Problem details: Where in the data does the word "watermark" appear? Find those lines and copy them.

Start of Block

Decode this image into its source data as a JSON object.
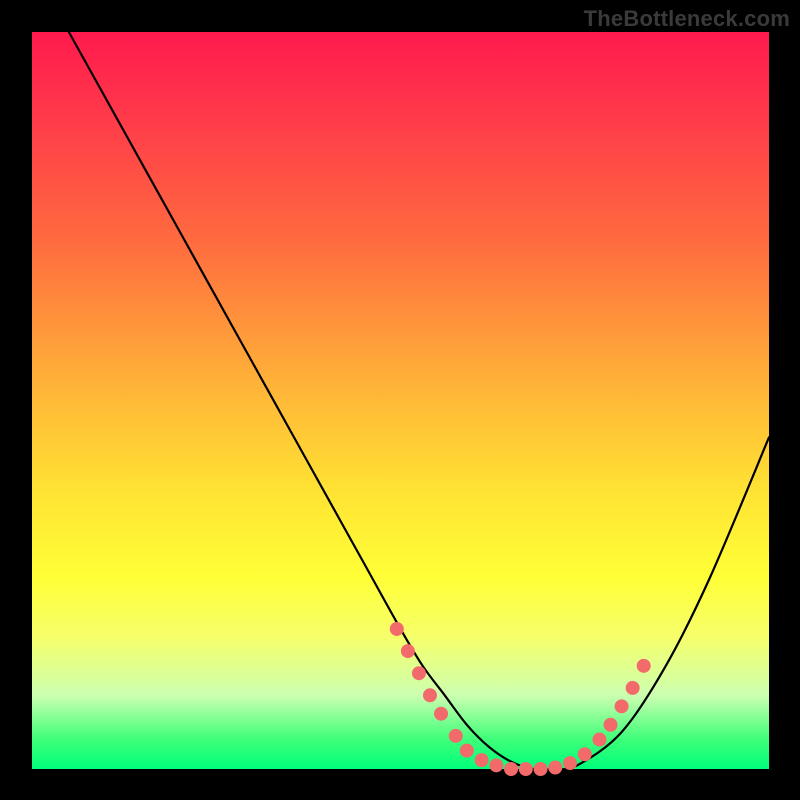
{
  "watermark": "TheBottleneck.com",
  "chart_data": {
    "type": "line",
    "title": "",
    "xlabel": "",
    "ylabel": "",
    "xlim": [
      0,
      100
    ],
    "ylim": [
      0,
      100
    ],
    "grid": false,
    "series": [
      {
        "name": "curve",
        "x": [
          5,
          10,
          15,
          20,
          25,
          30,
          35,
          40,
          45,
          50,
          53,
          56,
          59,
          62,
          65,
          68,
          71,
          74,
          80,
          86,
          92,
          100
        ],
        "values": [
          100,
          91,
          82,
          73,
          64,
          55,
          46,
          37,
          28,
          19,
          14,
          10,
          6,
          3,
          1,
          0,
          0,
          0.5,
          5,
          14,
          26,
          45
        ]
      }
    ],
    "highlight_points": {
      "color": "#f26a6a",
      "radius": 7,
      "points": [
        {
          "x": 49.5,
          "y": 19
        },
        {
          "x": 51,
          "y": 16
        },
        {
          "x": 52.5,
          "y": 13
        },
        {
          "x": 54,
          "y": 10
        },
        {
          "x": 55.5,
          "y": 7.5
        },
        {
          "x": 57.5,
          "y": 4.5
        },
        {
          "x": 59,
          "y": 2.5
        },
        {
          "x": 61,
          "y": 1.2
        },
        {
          "x": 63,
          "y": 0.5
        },
        {
          "x": 65,
          "y": 0
        },
        {
          "x": 67,
          "y": 0
        },
        {
          "x": 69,
          "y": 0
        },
        {
          "x": 71,
          "y": 0.2
        },
        {
          "x": 73,
          "y": 0.8
        },
        {
          "x": 75,
          "y": 2
        },
        {
          "x": 77,
          "y": 4
        },
        {
          "x": 78.5,
          "y": 6
        },
        {
          "x": 80,
          "y": 8.5
        },
        {
          "x": 81.5,
          "y": 11
        },
        {
          "x": 83,
          "y": 14
        }
      ]
    }
  }
}
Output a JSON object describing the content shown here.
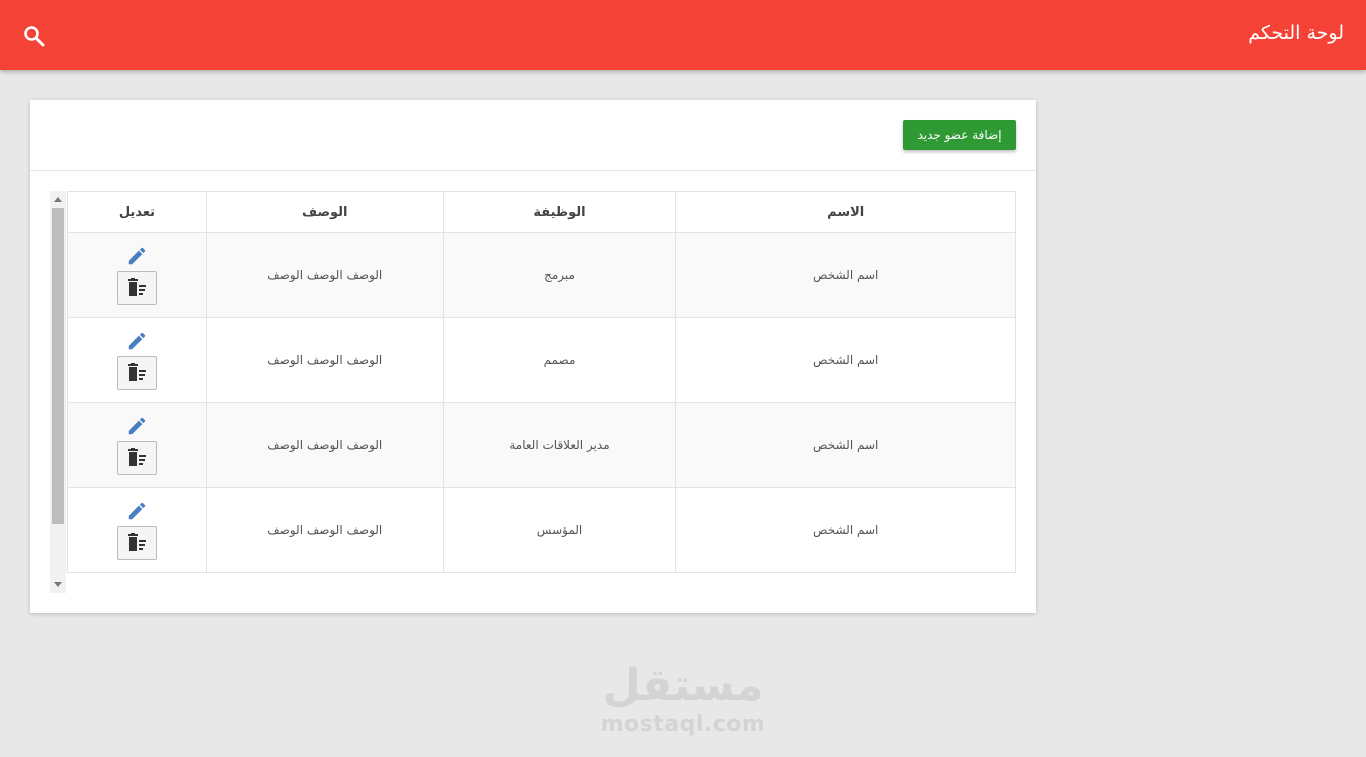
{
  "header": {
    "title": "لوحة التحكم",
    "color": "#f44336"
  },
  "card": {
    "add_button_label": "إضافة عضو جديد",
    "add_button_color": "#2f9a34"
  },
  "table": {
    "headers": {
      "name": "الاسم",
      "job": "الوظيفة",
      "desc": "الوصف",
      "edit": "تعديل"
    },
    "rows": [
      {
        "name": "اسم الشخص",
        "job": "مبرمج",
        "desc": "الوصف الوصف الوصف"
      },
      {
        "name": "اسم الشخص",
        "job": "مصمم",
        "desc": "الوصف الوصف الوصف"
      },
      {
        "name": "اسم الشخص",
        "job": "مدير العلاقات العامة",
        "desc": "الوصف الوصف الوصف"
      },
      {
        "name": "اسم الشخص",
        "job": "المؤسس",
        "desc": "الوصف الوصف الوصف"
      }
    ]
  },
  "icons": {
    "search": "search-icon",
    "edit": "pencil-icon",
    "delete": "trash-icon"
  },
  "watermark": {
    "arabic": "مستقل",
    "latin": "mostaql.com"
  }
}
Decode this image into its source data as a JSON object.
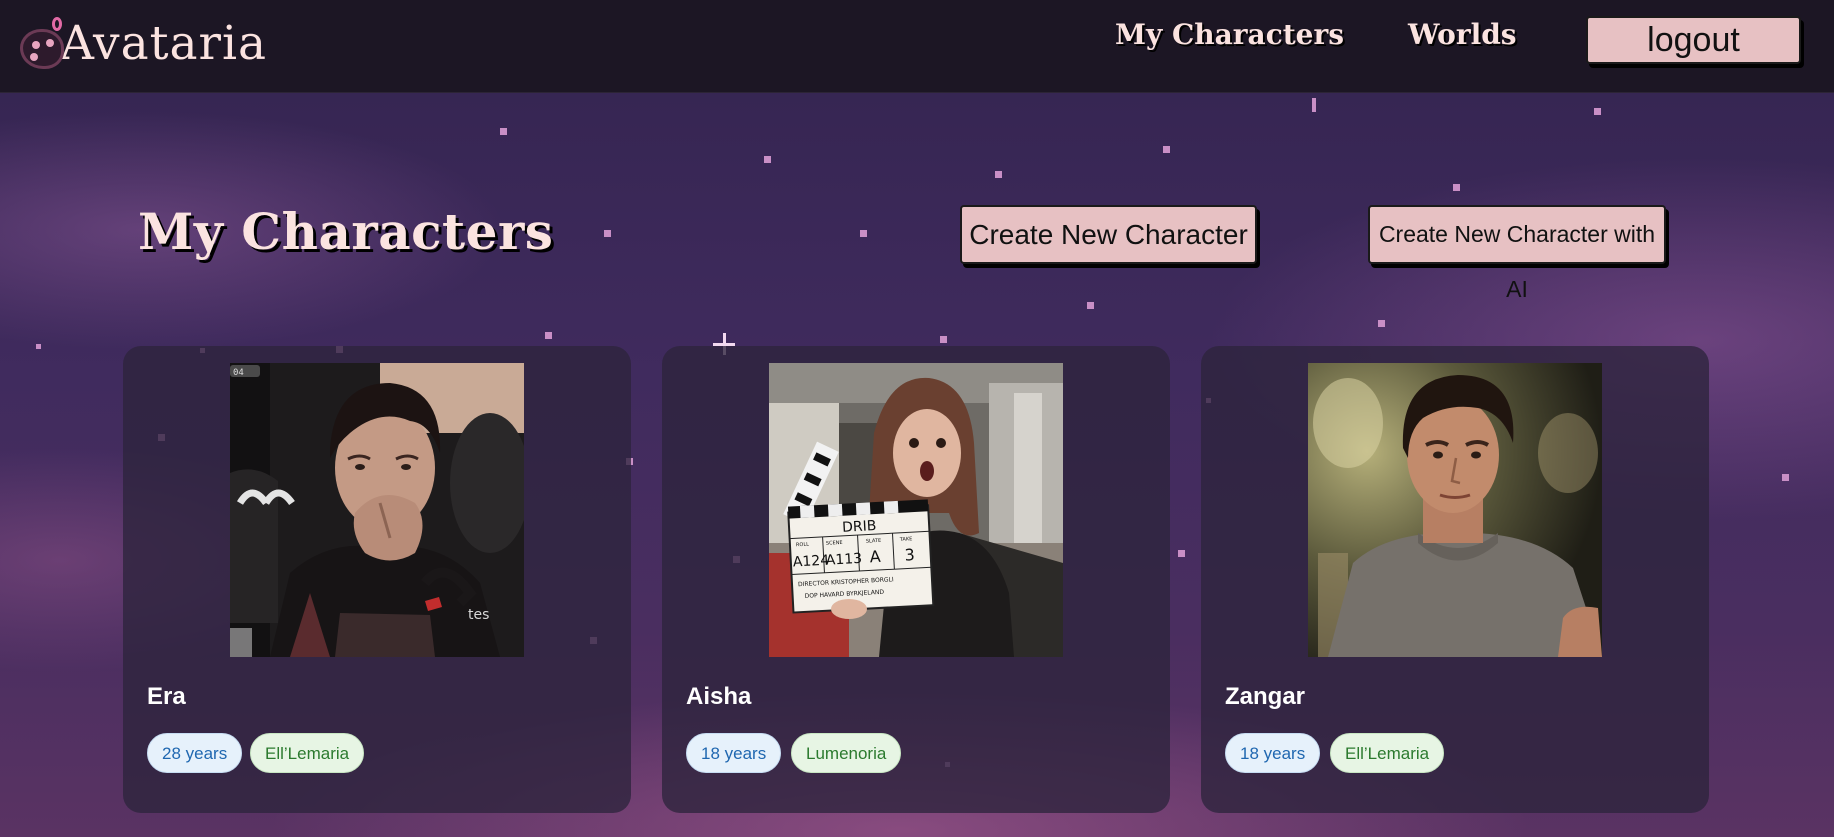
{
  "app": {
    "logo_text": "Avataria"
  },
  "nav": {
    "my_characters": "My Characters",
    "worlds": "Worlds",
    "logout": "logout"
  },
  "main": {
    "title": "My Characters",
    "create_button": "Create New Character",
    "create_ai_button": "Create New Character  with AI"
  },
  "characters": [
    {
      "name": "Era",
      "age": "28 years",
      "world": "Ell’Lemaria"
    },
    {
      "name": "Aisha",
      "age": "18 years",
      "world": "Lumenoria"
    },
    {
      "name": "Zangar",
      "age": "18 years",
      "world": "Ell’Lemaria"
    }
  ],
  "photo_labels": {
    "clapper_title": "DRIB",
    "clapper_heads": [
      "ROLL",
      "SCENE",
      "SLATE",
      "TAKE"
    ],
    "clapper_values": [
      "A124",
      "A113",
      "A",
      "3"
    ],
    "clapper_director": "DIRECTOR KRISTOPHER BORGLI",
    "clapper_dop": "DOP HAVARD BYRKJELAND",
    "monitor_label": "04",
    "shirt_text": "tes"
  },
  "colors": {
    "header_bg": "#1c1624",
    "button_bg": "#e7c1c3",
    "title_text": "#fbe3e0",
    "age_tag_bg": "#e6f1fb",
    "age_tag_text": "#1f67b0",
    "world_tag_bg": "#e7f5e4",
    "world_tag_text": "#2b7a2e"
  }
}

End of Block

Exercise output:
  "watermark": "TheBottleneck.com",
  "watermark": {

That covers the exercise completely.